EXERCISE DETAILS: Write out each line from the data below that includes the word "icon".

** Opening RECORDS SHOWN block **

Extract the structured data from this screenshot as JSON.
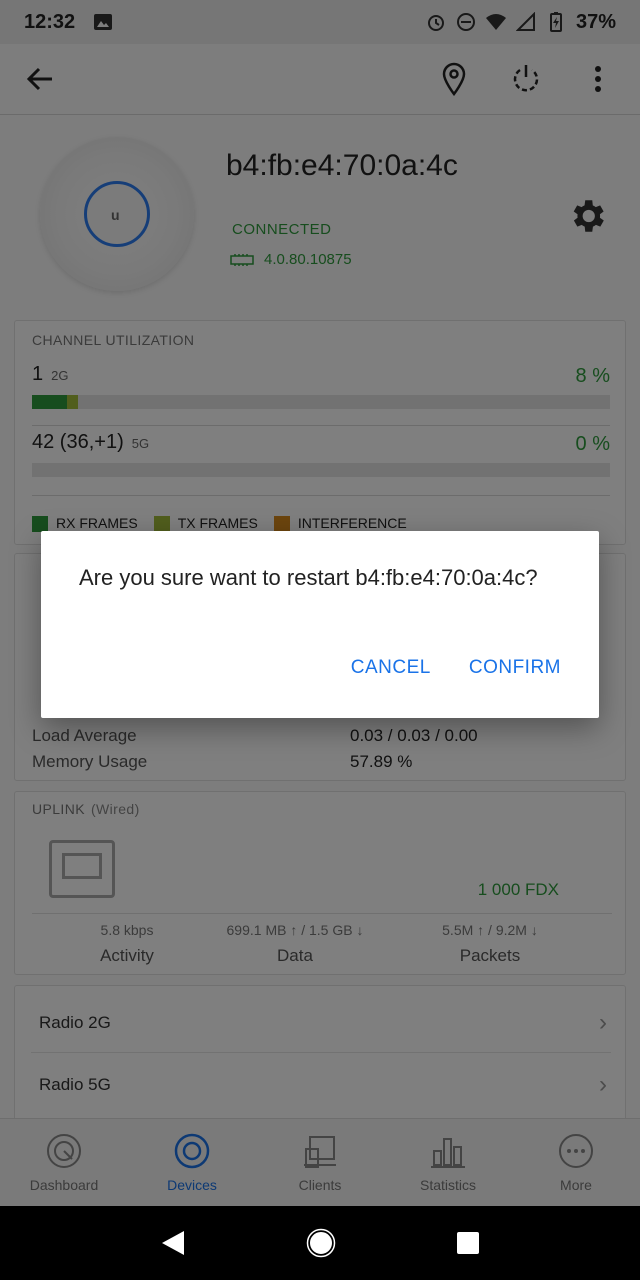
{
  "status_bar": {
    "time": "12:32",
    "battery": "37%"
  },
  "device": {
    "name": "b4:fb:e4:70:0a:4c",
    "status": "CONNECTED",
    "firmware": "4.0.80.10875"
  },
  "channel_utilization": {
    "title": "CHANNEL UTILIZATION",
    "rows": [
      {
        "channel": "1",
        "band": "2G",
        "percent": "8 %",
        "rx_fraction": 0.06,
        "tx_fraction": 0.02
      },
      {
        "channel": "42 (36,+1)",
        "band": "5G",
        "percent": "0 %",
        "rx_fraction": 0,
        "tx_fraction": 0
      }
    ],
    "legend": [
      {
        "label": "RX FRAMES",
        "color": "#2e9b3c"
      },
      {
        "label": "TX FRAMES",
        "color": "#a3bd3a"
      },
      {
        "label": "INTERFERENCE",
        "color": "#d98a1c"
      }
    ]
  },
  "details": {
    "rows": [
      {
        "label": "Load Average",
        "value": "0.03 / 0.03 / 0.00"
      },
      {
        "label": "Memory Usage",
        "value": "57.89 %"
      }
    ]
  },
  "uplink": {
    "title": "UPLINK",
    "type": "(Wired)",
    "speed": "1 000 FDX",
    "stats": [
      {
        "value": "5.8 kbps",
        "label": "Activity"
      },
      {
        "value": "699.1 MB ↑ / 1.5 GB ↓",
        "label": "Data"
      },
      {
        "value": "5.5M ↑ / 9.2M ↓",
        "label": "Packets"
      }
    ]
  },
  "radios": [
    {
      "label": "Radio 2G"
    },
    {
      "label": "Radio 5G"
    }
  ],
  "bottom_nav": [
    {
      "label": "Dashboard",
      "icon": "dashboard-icon",
      "active": false
    },
    {
      "label": "Devices",
      "icon": "devices-icon",
      "active": true
    },
    {
      "label": "Clients",
      "icon": "clients-icon",
      "active": false
    },
    {
      "label": "Statistics",
      "icon": "statistics-icon",
      "active": false
    },
    {
      "label": "More",
      "icon": "more-icon",
      "active": false
    }
  ],
  "dialog": {
    "message": "Are you sure want to restart b4:fb:e4:70:0a:4c?",
    "cancel": "CANCEL",
    "confirm": "CONFIRM"
  },
  "colors": {
    "accent": "#1a73e8",
    "success": "#2e9b3c"
  }
}
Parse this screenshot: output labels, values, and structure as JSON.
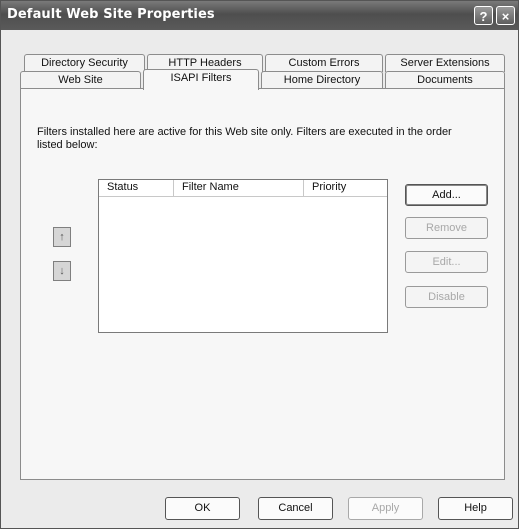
{
  "window": {
    "title": "Default Web Site Properties"
  },
  "title_buttons": {
    "help": "?",
    "close": "×"
  },
  "tabs_back": [
    "Directory Security",
    "HTTP Headers",
    "Custom Errors",
    "Server Extensions"
  ],
  "tabs_front": [
    "Web Site",
    "ISAPI Filters",
    "Home Directory",
    "Documents"
  ],
  "active_tab": "ISAPI Filters",
  "description": "Filters installed here are active for this Web site only. Filters are executed in the order listed below:",
  "filters_list": {
    "columns": [
      "Status",
      "Filter Name",
      "Priority"
    ],
    "rows": []
  },
  "order_buttons": {
    "up": "↑",
    "down": "↓"
  },
  "side_buttons": {
    "add": "Add...",
    "remove": "Remove",
    "edit": "Edit...",
    "disable": "Disable"
  },
  "footer": {
    "ok": "OK",
    "cancel": "Cancel",
    "apply": "Apply",
    "help": "Help"
  }
}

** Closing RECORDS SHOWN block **

SOLUTION BELOW:
      "icon": "dashboard-icon",
      "icon": "devices-icon",
      "icon": "clients-icon",
      "icon": "statistics-icon",
      "icon": "more-icon",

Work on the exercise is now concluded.